The conclusions from this exercise may surprise you, and that’s completely fine. While you originally thought your ideas and answers were the same as everybody else, you’ll learn more about your unique perspectives and relate them to the ideal environment. This will help navigate university websites while performing your research and encourage you to ask the right questions for college recruiters and admissions officers, either in person or by mail. Most importantly, you will find what is most importance and precise accordingly to your personality and worldview.
Exercise: About Your Dream School
Take at least 15 minutes to answer questions related to school
- What makes a good education good?
- What is school for?
- What makes education worth investing time, money and energy into?
- What do prestige, knowledge, and social environment have to do with it?
- How does it relate to preparation for life and personal development?
Exercise: About Your Work
Take at least 15 minutes to answer questions related to work.
- Why work?
- What is work for?
- What does work mean?
- How does it relate to the individual, others, society?
- What defines good or worthwhile work?
- What do experience, growth and fulfilment have to do with it?
Take at least 15 minutes to answer questions related to life.
- What makes a good life good?
- When you look back many years from now, what do you want to have characterized your life?
- In what ways do you want to contribute to your family, community or society?
- What do money, fame, and personal accomplishment have to do with a satisfying life?
Exercise: Determining Cohesion
Take at least 15 minutes to review your responses and answer the questions below.
- Where do your views on work, life and school complement one another?
- Where do they clash?
- Does one inform the other? How?
Now that you’ve articulated and aligned your perspectives on school, work, and life, you can develop a roadmap for the type of future you believe in, including the learning environment and experience (school), your ideal occupation or job responsibilities (work), and how you envision your future to become (life). Is there a possibility that you decide to take a different turn on your roadmap? Yes! Once you get accepted into multiple universities, you still have to choose one at the end. Even then, once you’re in university, you may change your major and perspective on the type of career you want to pursue.

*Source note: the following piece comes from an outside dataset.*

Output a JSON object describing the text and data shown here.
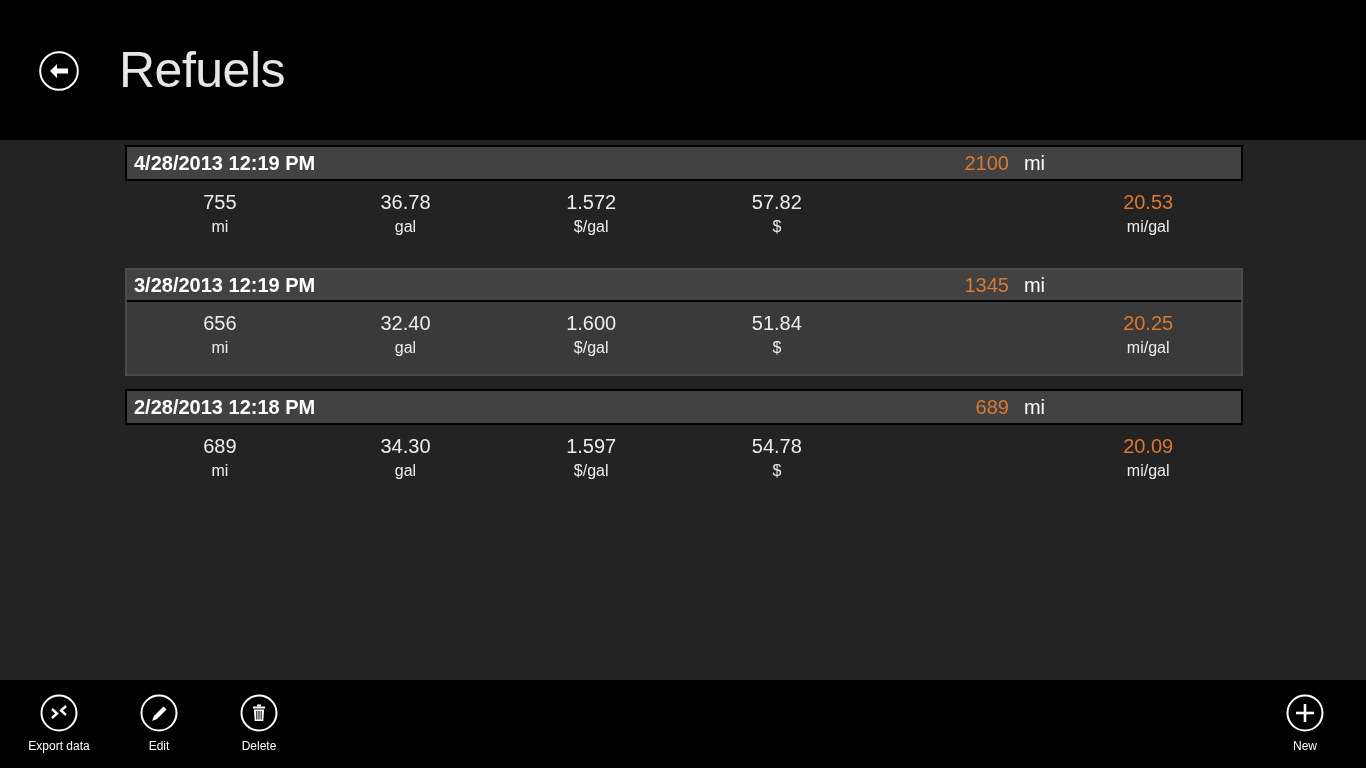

With this roadmap, you can always have a sense of direction and prevent the risk of getting lost.